Manti will have fireworks for Fourth,
unsure about the rest of celebration
By Suzanne Dean
MANTI—The Manti City Council has agreed to schedule Fourth of July fireworks but is holding off on deciding whether to go ahead with the city’s full, annual celebration.
“I think we should go ahead with the fireworks, regardless of how the celebration would be impacted. People can watch those from their backyards, ” City Manager Kent Barton told the council during a Zoom meeting on April 29. “I believe we have a consensus on that.”
Barton said he had participated with city officials around the state in a conference call with Lt. Gov. Spencer Cox, chair of the Utah coronavirus task force. He said the officials were advised, “Don’t cancel” local celebrations, “but be prepared for whatever direction they give us.”
Barton noted that Ilene Roth, proprietor of the Ed “Big Daddy” Roth Museum had cancelled the Rat Fink Reunion, traditionally held in Manti during May. Roth was within five weeks of when the reunion was scheduled, and didn’t have clearance to go forward, he said

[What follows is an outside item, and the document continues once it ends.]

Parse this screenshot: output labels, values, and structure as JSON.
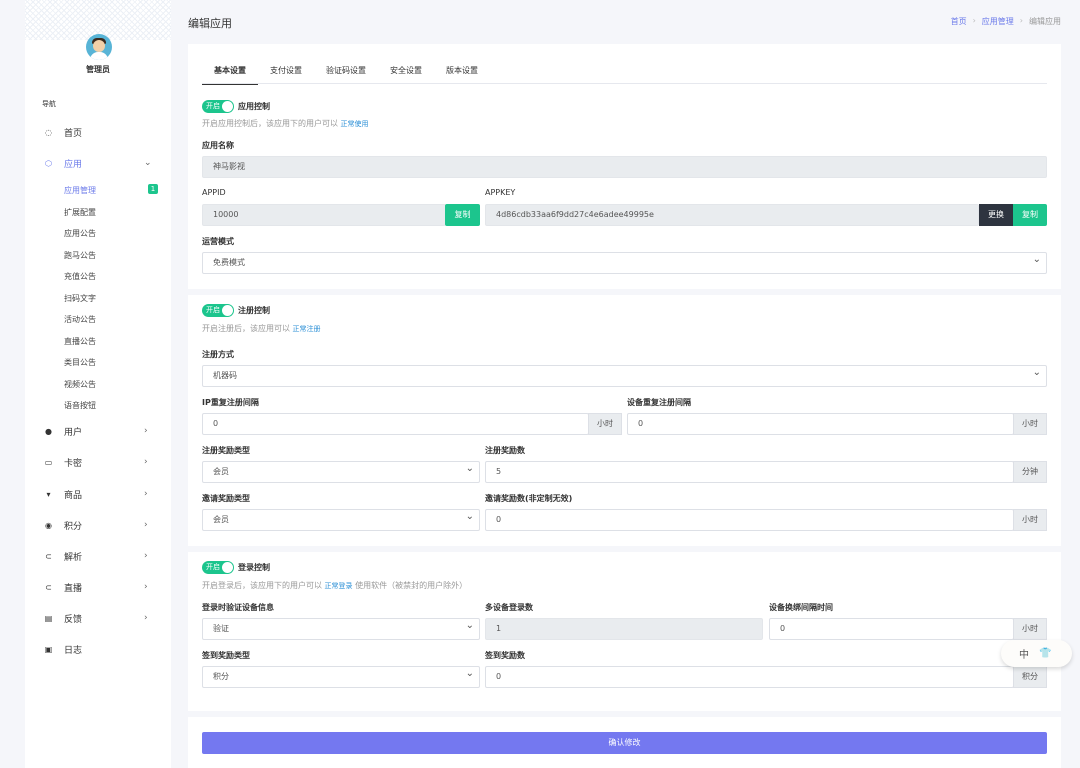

Some of the regular participants in the reunion telephoned the city to express concern about how the cancellation might affect the local economy, Barton said. City staff suggested the callers donate one night’s lodging to local lodging places affected by the coronavirus crisis.
Because of the Mormon Miracle Pageant being discontinued and resulting loss in visitor revenue, the city was planning two ATV runs this year, events where visitors come in for guided rides through the Arapeen trail system in the mountains east of town. “I suspect we’ll be able to do those and maintain our social distance,” Barton said.
“I’m just looking forward to having the opening of our field down there, Councilman Jason Vernon said, referring to the baseball/softball five-plex on the north end of the city, which city officials view as a potential economic development asset.
“I’m looking forward to a ribbon-cutting,” Mayor Korry Soper said.
Earlier, Barton reported that a large baseball tournament scheduled this spring at the new complex had been cancelled because of the coronavirus.
Barton also gave a positive report on the city budget through February but said no one knows how March and April will turn out. “We’re hearing sales tax is down, but we don’t have enough data to know how the city will come out,” he said.
As of the end of February, the city had brought in 66 percent of budgeted revenue for the general fund, while expenses were at 64 percent of the general fund budget. “That leaves us in a positive situation with net revenue of about $50,000,” Barton reported.
The city has separate funds for water, sewer and electricity. As of the end of February, those funds were all positive as well, Barton said.
The water fund was $50,000 in the black; the sewer fund showed a plus $133,000; and the electricity fund had net revenue of $25,000.
Barton said the surplus revenue could serve as a reserve account for completing water, sewer and power capital projects.
In other discussion, Councilman Darren Dyreng, who is also manager of the Ephraim Branch for Cache Valley Bank, described his branch’s effort to process Payroll Protection Loans (PPLs) for small businesses. The loans were established under the multi-trillion dollar CARES Act passed by Congress.
He said he walked into his office one morning to 54 messages from local businesses asking about the loans.
“We have been pushing just as fast as we can,” he said. “I’ve never seen anything like this in my life. It’s just been crazy how busy it’s been.”
He said Cache Valley Bank, which has 18 branches around Utah, expected to receive funding from the U.S. Small Business Administration for $500 million in loans.
“Everyone we have in our system should be funded,” he said.
Mayor Soper told Dyreng, “I want to thank you and let you know how much we appreciate your hard work.”